Researchers have found a strain of bacteria that can infect mosquitoes and make them resistant to the malaria parasite.
The study, in the journal Science, showed the parasite struggled to survive in infected mosquitoes.
Malaria is spread between people by the insects so it is hoped that giving mosquitoes malaria immunity could reduce human cases.
Experts said this was a first, distant prospect for malaria control.
Malaria is a major global disease. The World Health Organization estimates that 220 million people are infected annually and 660,000 die.
The study at Michigan State University in the US looked at the Wolbachia bacterium, which commonly infects insects.
It passes only from females to their offspring. In some insects the infection is exceptionally good at manipulating insects to boost the number of females for its own ends.

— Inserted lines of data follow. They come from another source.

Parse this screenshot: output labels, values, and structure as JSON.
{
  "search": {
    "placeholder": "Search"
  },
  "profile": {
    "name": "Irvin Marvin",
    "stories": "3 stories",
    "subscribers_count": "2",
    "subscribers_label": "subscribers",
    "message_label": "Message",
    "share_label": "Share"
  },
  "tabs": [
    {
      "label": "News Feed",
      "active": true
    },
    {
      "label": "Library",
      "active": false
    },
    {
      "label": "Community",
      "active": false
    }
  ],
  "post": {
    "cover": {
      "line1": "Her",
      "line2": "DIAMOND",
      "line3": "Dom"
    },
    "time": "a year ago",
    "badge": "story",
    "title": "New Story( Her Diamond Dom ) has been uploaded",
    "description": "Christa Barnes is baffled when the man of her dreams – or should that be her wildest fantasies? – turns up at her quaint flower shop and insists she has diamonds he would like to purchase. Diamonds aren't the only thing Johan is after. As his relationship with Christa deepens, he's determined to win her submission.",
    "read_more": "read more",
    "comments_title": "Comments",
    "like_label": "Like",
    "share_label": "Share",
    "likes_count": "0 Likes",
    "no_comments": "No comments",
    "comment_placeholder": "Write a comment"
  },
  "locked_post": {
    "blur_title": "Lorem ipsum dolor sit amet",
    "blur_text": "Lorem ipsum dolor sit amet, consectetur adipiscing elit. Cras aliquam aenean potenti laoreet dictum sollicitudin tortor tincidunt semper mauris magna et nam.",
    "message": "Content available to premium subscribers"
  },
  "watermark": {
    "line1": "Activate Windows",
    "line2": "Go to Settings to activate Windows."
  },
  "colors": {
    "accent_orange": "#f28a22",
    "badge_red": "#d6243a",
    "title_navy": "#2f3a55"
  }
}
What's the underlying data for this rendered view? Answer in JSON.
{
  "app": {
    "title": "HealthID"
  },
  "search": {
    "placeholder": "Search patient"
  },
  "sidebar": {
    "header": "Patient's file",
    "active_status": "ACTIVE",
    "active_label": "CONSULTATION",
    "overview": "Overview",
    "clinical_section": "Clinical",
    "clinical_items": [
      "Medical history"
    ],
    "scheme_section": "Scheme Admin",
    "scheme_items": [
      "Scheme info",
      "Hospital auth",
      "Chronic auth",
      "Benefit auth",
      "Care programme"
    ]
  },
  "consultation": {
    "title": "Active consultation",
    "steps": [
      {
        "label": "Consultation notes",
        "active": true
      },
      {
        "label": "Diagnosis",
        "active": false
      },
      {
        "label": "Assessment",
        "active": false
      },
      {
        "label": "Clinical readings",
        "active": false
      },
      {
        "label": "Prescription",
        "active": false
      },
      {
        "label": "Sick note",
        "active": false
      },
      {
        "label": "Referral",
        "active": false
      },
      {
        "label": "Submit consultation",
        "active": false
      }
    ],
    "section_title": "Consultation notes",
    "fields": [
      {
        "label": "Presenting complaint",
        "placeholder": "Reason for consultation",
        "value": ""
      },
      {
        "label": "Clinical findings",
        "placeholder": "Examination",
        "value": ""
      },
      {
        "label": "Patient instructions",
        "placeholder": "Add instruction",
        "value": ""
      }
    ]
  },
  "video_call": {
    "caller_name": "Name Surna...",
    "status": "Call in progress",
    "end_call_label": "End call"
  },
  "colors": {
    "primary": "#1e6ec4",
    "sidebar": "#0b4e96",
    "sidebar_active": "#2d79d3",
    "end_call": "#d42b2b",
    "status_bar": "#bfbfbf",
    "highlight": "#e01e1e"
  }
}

Wolbachia kills male embryos in some butterflies and ladybirds. In other situations, it can produce males that can breed only with infected females, and even allows some female wasps to give birth without mating.
Malaria-carrying Anopheles mosquitoes are not naturally plagued by Wolbachia, yet laboratory studies have shown that temporary infection made the insects immune to the malaria parasite.
The challenge was to turn a temporary infection into one that would be passed on. The research team found a strain of Wolbachia that could persist in one species of mosquito, Anopheles stephensi, for the entire length of the study - 34 generations.
Malaria parasites found it difficult to cope in these mosquitoes, with parasite levels fourfold lower than in uninfected bugs.
Research in Australia has shown that a different strain of Wolbachia can prevent the spread of dengue fever by mosquitoes. That research is more advanced and has been shown to work in large trials in the wild.
Dr Anthony Fauci, director of the National Institute of Allergy and Infectious Diseases in the US, said this study was a proof of concept that the same could be done for malaria.
"If you can get it to survive and proliferate in the environment of mosquitoes in malaria-stricken areas, this could conceivably have an important impact on the control of malaria.
"I think the potential for this is very important. The implementation will be the challenge."
'Struggle to spread'
Commenting on the study, Prof David Conway, of the London School of Hygiene & Tropical Medicine, said: "It is interesting and is the first report of Wolbachia clearly replicating, but a number of things took away the punch."
He said the infected females produced fewer eggs than uninfected females, which meant the infection would struggle to spread in the real world.
Also he cautioned that it was in just one species, Anopheles stephensi, which carries malaria in the Middle East and South Asia. Anopheles gambiae, in Africa, is a bigger problem.
One of the researchers, Dr Zhiyong Xi, told the BBC: "We have done only one strain. If we target Anopheles gambiae we would need to apply the same technique again."
He added that if it could be shown to work then "the Wolbachia tool can complement currently available tools", such as mosquito nets and medication.